“But you’ve never asked me what my paper is about! I’m taking the text about growing up to the measure of the stature of Christ and working out an idea which I feel sure you’ll be interested in. I’m going to point out how people always forget that Jesus (here the Ghost bowed) was a comparatively young man when he died. He would have outgrown some of his earlier views, you know, if he’d lived. As he might have done, with a little more tact and patience. I am going to ask my audience to consider what his mature views would have been. A profoundly interesting question. What a different Christianity we might have had if only the Founder had reached his full stature! I shall end up by pointing out how this deepens the significance of the Crucifixion. One feels for the first time what a disaster it was: what a tragic waste . . . so much promise cut short.”

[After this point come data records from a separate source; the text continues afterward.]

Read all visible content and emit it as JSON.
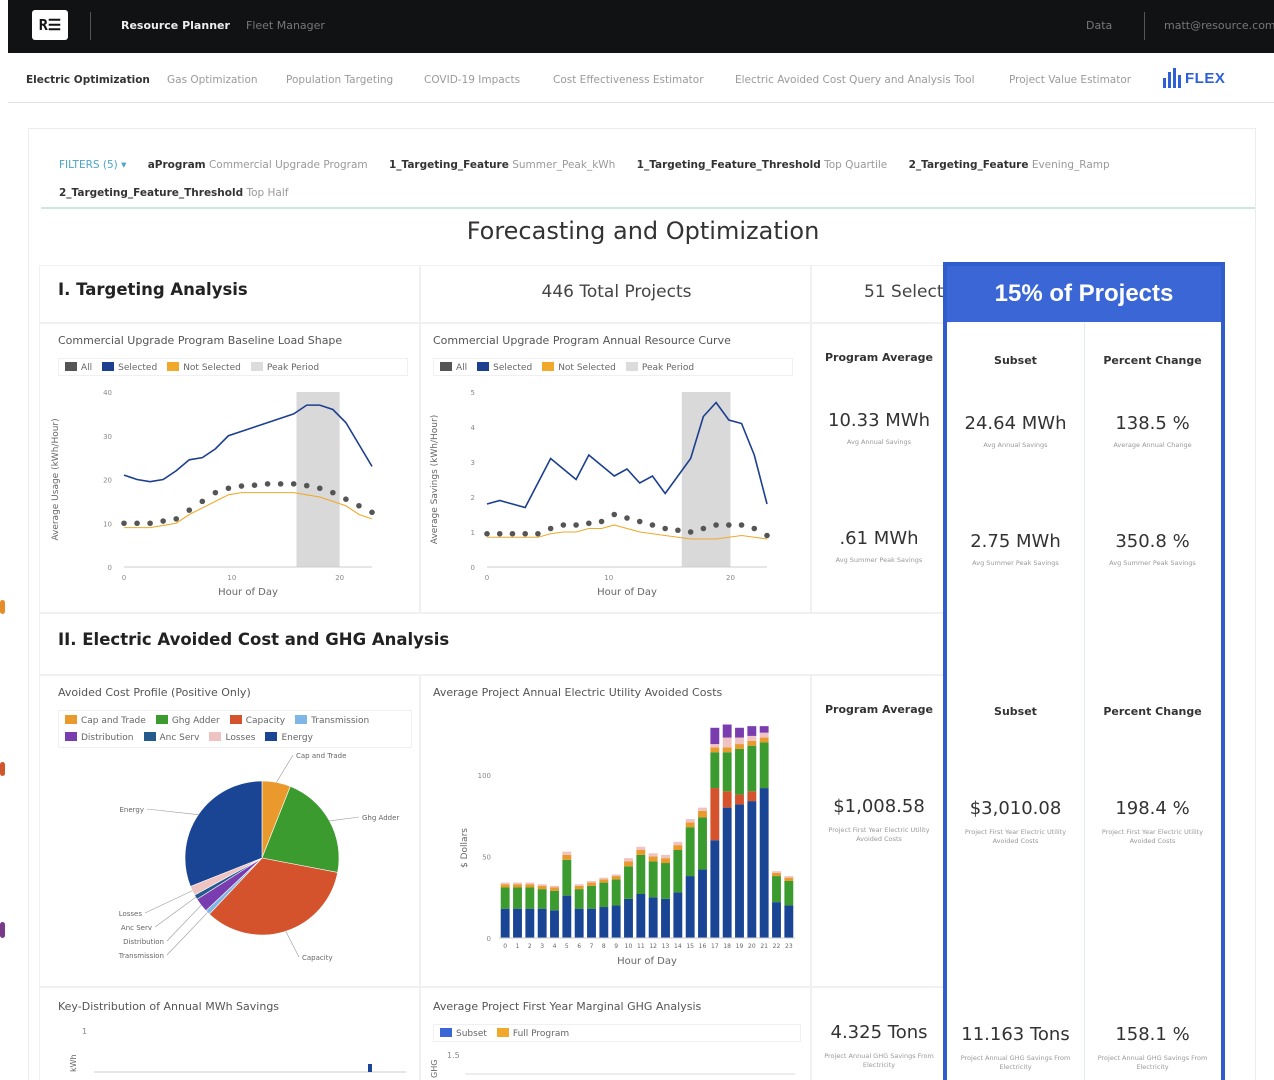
{
  "topbar": {
    "logo": "R☰",
    "nav": [
      "Resource Planner",
      "Fleet Manager"
    ],
    "active": "Resource Planner",
    "right_link": "Data",
    "user_email": "matt@resource.com"
  },
  "subnav": {
    "tabs": [
      "Electric Optimization",
      "Gas Optimization",
      "Population Targeting",
      "COVID-19 Impacts",
      "Cost Effectiveness Estimator",
      "Electric Avoided Cost Query and Analysis Tool",
      "Project Value Estimator"
    ],
    "active": "Electric Optimization",
    "brand": "FLEX"
  },
  "filters": {
    "label": "FILTERS (5) ▾",
    "items": [
      {
        "key": "aProgram",
        "value": "Commercial Upgrade Program"
      },
      {
        "key": "1_Targeting_Feature",
        "value": "Summer_Peak_kWh"
      },
      {
        "key": "1_Targeting_Feature_Threshold",
        "value": "Top Quartile"
      },
      {
        "key": "2_Targeting_Feature",
        "value": "Evening_Ramp"
      },
      {
        "key": "2_Targeting_Feature_Threshold",
        "value": "Top Half"
      }
    ]
  },
  "dashboard": {
    "title": "Forecasting and Optimization",
    "section1": "I. Targeting Analysis",
    "total_projects": "446 Total Projects",
    "selected_projects": "51 Selecte",
    "highlight": "15% of Projects",
    "section2": "II. Electric Avoided Cost and GHG Analysis"
  },
  "kpi_tables": {
    "headers": [
      "Program Average",
      "Subset",
      "Percent Change"
    ],
    "rows": [
      {
        "values": [
          "10.33 MWh",
          "24.64 MWh",
          "138.5 %"
        ],
        "subs": [
          "Avg Annual Savings",
          "Avg Annual Savings",
          "Average Annual Change"
        ]
      },
      {
        "values": [
          ".61 MWh",
          "2.75 MWh",
          "350.8 %"
        ],
        "subs": [
          "Avg Summer Peak Savings",
          "Avg Summer Peak Savings",
          "Avg Summer Peak Savings"
        ]
      },
      {
        "values": [
          "$1,008.58",
          "$3,010.08",
          "198.4 %"
        ],
        "subs": [
          "Project First Year Electric Utility Avoided Costs",
          "Project First Year Electric Utility Avoided Costs",
          "Project First Year Electric Utility Avoided Costs"
        ]
      },
      {
        "values": [
          "4.325 Tons",
          "11.163 Tons",
          "158.1 %"
        ],
        "subs": [
          "Project Annual GHG Savings From Electricity",
          "Project Annual GHG Savings From Electricity",
          "Project Annual GHG Savings From Electricity"
        ]
      }
    ]
  },
  "colors": {
    "all": "#555555",
    "selected": "#1c3f8f",
    "not_selected": "#f0a92b",
    "peak": "#d9d9d9",
    "cap_trade": "#ea9a2d",
    "ghg_adder": "#3b9b2f",
    "capacity": "#d4532c",
    "transmission": "#7fb6e8",
    "distribution": "#7a3db0",
    "anc_serv": "#245a8c",
    "losses": "#f0c3c3",
    "energy": "#1a4494",
    "highlight": "#3b67d6"
  },
  "chart_data": [
    {
      "type": "line",
      "title": "Commercial Upgrade Program Baseline Load Shape",
      "xlabel": "Hour of Day",
      "ylabel": "Average Usage (kWh/Hour)",
      "legend": [
        "All",
        "Selected",
        "Not Selected",
        "Peak Period"
      ],
      "x": [
        0,
        1,
        2,
        3,
        4,
        5,
        6,
        7,
        8,
        9,
        10,
        11,
        12,
        13,
        14,
        15,
        16,
        17,
        18,
        19,
        20,
        21,
        22,
        23
      ],
      "xticks": [
        "0",
        "10",
        "20"
      ],
      "yticks": [
        "0",
        "10",
        "20",
        "30",
        "40"
      ],
      "ylim": [
        0,
        40
      ],
      "peak_period": [
        16,
        20
      ],
      "series": [
        {
          "name": "Selected",
          "values": [
            21,
            20,
            19.5,
            20,
            22,
            24.5,
            25,
            27,
            30,
            31,
            32,
            33,
            34,
            35,
            37,
            37,
            36,
            33,
            28,
            23
          ]
        },
        {
          "name": "All",
          "values": [
            10,
            10,
            10,
            10.5,
            11,
            13,
            15,
            17,
            18,
            18.5,
            18.7,
            19,
            19,
            19,
            18.6,
            18,
            17,
            15.5,
            14,
            12.5
          ]
        },
        {
          "name": "Not Selected",
          "values": [
            9,
            9,
            9,
            9.5,
            10,
            12,
            13.5,
            15,
            16.5,
            17,
            17,
            17,
            17,
            17,
            16.5,
            16,
            15,
            14,
            12,
            11
          ]
        }
      ]
    },
    {
      "type": "line",
      "title": "Commercial Upgrade Program Annual Resource Curve",
      "xlabel": "Hour of Day",
      "ylabel": "Average Savings (kWh/Hour)",
      "legend": [
        "All",
        "Selected",
        "Not Selected",
        "Peak Period"
      ],
      "x": [
        0,
        1,
        2,
        3,
        4,
        5,
        6,
        7,
        8,
        9,
        10,
        11,
        12,
        13,
        14,
        15,
        16,
        17,
        18,
        19,
        20,
        21,
        22,
        23
      ],
      "xticks": [
        "0",
        "10",
        "20"
      ],
      "yticks": [
        "0",
        "1",
        "2",
        "3",
        "4",
        "5"
      ],
      "ylim": [
        0,
        5
      ],
      "peak_period": [
        16,
        20
      ],
      "series": [
        {
          "name": "Selected",
          "values": [
            1.8,
            1.9,
            1.8,
            1.7,
            2.4,
            3.1,
            2.8,
            2.5,
            3.2,
            2.9,
            2.6,
            2.8,
            2.4,
            2.6,
            2.1,
            2.6,
            3.1,
            4.3,
            4.7,
            4.2,
            4.1,
            3.2,
            1.8
          ]
        },
        {
          "name": "All",
          "values": [
            0.95,
            0.95,
            0.95,
            0.95,
            0.95,
            1.1,
            1.2,
            1.2,
            1.25,
            1.3,
            1.5,
            1.4,
            1.3,
            1.2,
            1.1,
            1.05,
            1.0,
            1.1,
            1.2,
            1.2,
            1.2,
            1.1,
            0.9
          ]
        },
        {
          "name": "Not Selected",
          "values": [
            0.85,
            0.85,
            0.85,
            0.85,
            0.85,
            0.95,
            1.0,
            1.0,
            1.1,
            1.1,
            1.2,
            1.1,
            1.0,
            0.95,
            0.9,
            0.85,
            0.8,
            0.8,
            0.8,
            0.85,
            0.9,
            0.85,
            0.8
          ]
        }
      ]
    },
    {
      "type": "pie",
      "title": "Avoided Cost Profile (Positive Only)",
      "legend": [
        "Cap and Trade",
        "Ghg Adder",
        "Capacity",
        "Transmission",
        "Distribution",
        "Anc Serv",
        "Losses",
        "Energy"
      ],
      "labels": [
        "Cap and Trade",
        "Ghg Adder",
        "Capacity",
        "Transmission",
        "Distribution",
        "Anc Serv",
        "Losses",
        "Energy"
      ],
      "values": [
        6,
        22,
        34,
        1,
        3,
        1,
        2,
        31
      ]
    },
    {
      "type": "bar",
      "title": "Average Project Annual Electric Utility Avoided Costs",
      "xlabel": "Hour of Day",
      "ylabel": "$ Dollars",
      "categories": [
        "0",
        "1",
        "2",
        "3",
        "4",
        "5",
        "6",
        "7",
        "8",
        "9",
        "10",
        "11",
        "12",
        "13",
        "14",
        "15",
        "16",
        "17",
        "18",
        "19",
        "20",
        "21",
        "22",
        "23"
      ],
      "yticks": [
        "0",
        "50",
        "100"
      ],
      "ylim": [
        0,
        135
      ],
      "series": [
        {
          "name": "Energy",
          "values": [
            18,
            18,
            18,
            18,
            17,
            26,
            18,
            18,
            19,
            20,
            24,
            27,
            25,
            24,
            28,
            38,
            42,
            60,
            80,
            82,
            84,
            92,
            22,
            20
          ]
        },
        {
          "name": "Capacity",
          "values": [
            0,
            0,
            0,
            0,
            0,
            0,
            0,
            0,
            0,
            0,
            0,
            0,
            0,
            0,
            0,
            0,
            0,
            32,
            10,
            6,
            6,
            0,
            0,
            0
          ]
        },
        {
          "name": "Ghg Adder",
          "values": [
            13,
            13,
            13,
            12,
            12,
            22,
            12,
            14,
            15,
            16,
            20,
            24,
            22,
            22,
            26,
            30,
            32,
            22,
            24,
            28,
            28,
            28,
            16,
            15
          ]
        },
        {
          "name": "Cap and Trade",
          "values": [
            2,
            2,
            2,
            2,
            2,
            3,
            2,
            2,
            2,
            2,
            3,
            3,
            3,
            3,
            3,
            3,
            4,
            3,
            3,
            3,
            3,
            3,
            2,
            2
          ]
        },
        {
          "name": "Losses",
          "values": [
            1,
            1,
            1,
            1,
            1,
            2,
            1,
            1,
            1,
            1,
            2,
            2,
            2,
            2,
            2,
            2,
            2,
            2,
            6,
            4,
            3,
            3,
            1,
            1
          ]
        },
        {
          "name": "Distribution",
          "values": [
            0,
            0,
            0,
            0,
            0,
            0,
            0,
            0,
            0,
            0,
            0,
            0,
            0,
            0,
            0,
            0,
            0,
            10,
            8,
            6,
            6,
            4,
            0,
            0
          ]
        }
      ]
    },
    {
      "type": "bar",
      "title": "Key-Distribution of Annual MWh Savings",
      "values": []
    },
    {
      "type": "line",
      "title": "Average Project First Year Marginal GHG Analysis",
      "legend": [
        "Subset",
        "Full Program"
      ],
      "yticks": [
        "1.5"
      ]
    }
  ]
}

 C. S. Lewis, The Great Divorce (New York: Collier Books, 1946), 46.